**Brief:** Give back all the data exactly as it was written.

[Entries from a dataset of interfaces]

____

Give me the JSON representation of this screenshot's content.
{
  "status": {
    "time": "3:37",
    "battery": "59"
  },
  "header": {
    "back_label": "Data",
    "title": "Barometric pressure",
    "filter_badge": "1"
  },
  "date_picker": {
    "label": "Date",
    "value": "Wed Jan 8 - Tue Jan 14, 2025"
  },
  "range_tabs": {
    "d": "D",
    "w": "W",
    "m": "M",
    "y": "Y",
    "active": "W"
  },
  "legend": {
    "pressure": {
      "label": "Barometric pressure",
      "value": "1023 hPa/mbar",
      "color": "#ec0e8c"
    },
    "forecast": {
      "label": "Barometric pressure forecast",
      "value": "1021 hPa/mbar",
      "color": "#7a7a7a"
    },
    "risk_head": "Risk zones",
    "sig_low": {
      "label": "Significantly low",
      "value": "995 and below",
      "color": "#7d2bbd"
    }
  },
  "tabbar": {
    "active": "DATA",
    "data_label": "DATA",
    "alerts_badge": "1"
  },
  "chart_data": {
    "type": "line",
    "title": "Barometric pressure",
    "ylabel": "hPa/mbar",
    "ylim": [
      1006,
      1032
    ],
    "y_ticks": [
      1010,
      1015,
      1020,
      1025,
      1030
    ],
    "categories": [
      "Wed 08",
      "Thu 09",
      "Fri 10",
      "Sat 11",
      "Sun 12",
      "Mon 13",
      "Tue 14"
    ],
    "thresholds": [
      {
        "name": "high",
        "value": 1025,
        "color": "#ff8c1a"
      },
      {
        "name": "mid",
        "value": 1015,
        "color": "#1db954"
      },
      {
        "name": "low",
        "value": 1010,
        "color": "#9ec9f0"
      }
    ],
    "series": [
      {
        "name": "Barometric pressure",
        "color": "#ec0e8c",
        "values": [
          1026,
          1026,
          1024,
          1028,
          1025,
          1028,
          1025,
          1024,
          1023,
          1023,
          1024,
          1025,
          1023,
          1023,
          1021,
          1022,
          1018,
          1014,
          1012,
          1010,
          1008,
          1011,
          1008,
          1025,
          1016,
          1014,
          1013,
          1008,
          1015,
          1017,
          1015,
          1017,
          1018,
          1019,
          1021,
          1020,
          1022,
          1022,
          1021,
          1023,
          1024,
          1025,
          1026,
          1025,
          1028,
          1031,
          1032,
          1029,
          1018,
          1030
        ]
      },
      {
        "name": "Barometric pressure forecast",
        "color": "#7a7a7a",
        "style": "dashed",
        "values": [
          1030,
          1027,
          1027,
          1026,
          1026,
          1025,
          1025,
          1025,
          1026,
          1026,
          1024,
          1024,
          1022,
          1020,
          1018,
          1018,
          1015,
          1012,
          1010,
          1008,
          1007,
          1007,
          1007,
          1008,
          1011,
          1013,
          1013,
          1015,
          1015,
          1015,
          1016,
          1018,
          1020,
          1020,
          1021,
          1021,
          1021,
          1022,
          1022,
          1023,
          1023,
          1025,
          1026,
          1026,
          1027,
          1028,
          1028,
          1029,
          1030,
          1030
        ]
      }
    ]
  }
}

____

**Answer for this exercise:**
Give me the JSON representation of this screenshot's content.
{
  "status": {
    "time": "3:37",
    "battery": "59"
  },
  "header": {
    "back_label": "Data",
    "title": "Barometric pressure",
    "filter_badge": "1"
  },
  "date_picker": {
    "label": "Date",
    "value": "Wed Jan 8 - Tue Jan 14, 2025"
  },
  "range_tabs": {
    "d": "D",
    "w": "W",
    "m": "M",
    "y": "Y",
    "active": "W"
  },
  "legend": {
    "pressure": {
      "label": "Barometric pressure",
      "value": "1023 hPa/mbar",
      "color": "#ec0e8c"
    },
    "forecast": {
      "label": "Barometric pressure forecast",
      "value": "1021 hPa/mbar",
      "color": "#7a7a7a"
    },
    "risk_head": "Risk zones",
    "sig_low": {
      "label": "Significantly low",
      "value": "995 and below",
      "color": "#7d2bbd"
    }
  },
  "tabbar": {
    "active": "DATA",
    "data_label": "DATA",
    "alerts_badge": "1"
  },
  "chart_data": {
    "type": "line",
    "title": "Barometric pressure",
    "ylabel": "hPa/mbar",
    "ylim": [
      1006,
      1032
    ],
    "y_ticks": [
      1010,
      1015,
      1020,
      1025,
      1030
    ],
    "categories": [
      "Wed 08",
      "Thu 09",
      "Fri 10",
      "Sat 11",
      "Sun 12",
      "Mon 13",
      "Tue 14"
    ],
    "thresholds": [
      {
        "name": "high",
        "value": 1025,
        "color": "#ff8c1a"
      },
      {
        "name": "mid",
        "value": 1015,
        "color": "#1db954"
      },
      {
        "name": "low",
        "value": 1010,
        "color": "#9ec9f0"
      }
    ],
    "series": [
      {
        "name": "Barometric pressure",
        "color": "#ec0e8c",
        "values": [
          1026,
          1026,
          1024,
          1028,
          1025,
          1028,
          1025,
          1024,
          1023,
          1023,
          1024,
          1025,
          1023,
          1023,
          1021,
          1022,
          1018,
          1014,
          1012,
          1010,
          1008,
          1011,
          1008,
          1025,
          1016,
          1014,
          1013,
          1008,
          1015,
          1017,
          1015,
          1017,
          1018,
          1019,
          1021,
          1020,
          1022,
          1022,
          1021,
          1023,
          1024,
          1025,
          1026,
          1025,
          1028,
          1031,
          1032,
          1029,
          1018,
          1030
        ]
      },
      {
        "name": "Barometric pressure forecast",
        "color": "#7a7a7a",
        "style": "dashed",
        "values": [
          1030,
          1027,
          1027,
          1026,
          1026,
          1025,
          1025,
          1025,
          1026,
          1026,
          1024,
          1024,
          1022,
          1020,
          1018,
          1018,
          1015,
          1012,
          1010,
          1008,
          1007,
          1007,
          1007,
          1008,
          1011,
          1013,
          1013,
          1015,
          1015,
          1015,
          1016,
          1018,
          1020,
          1020,
          1021,
          1021,
          1021,
          1022,
          1022,
          1023,
          1023,
          1025,
          1026,
          1026,
          1027,
          1028,
          1028,
          1029,
          1030,
          1030
        ]
      }
    ]
  }
}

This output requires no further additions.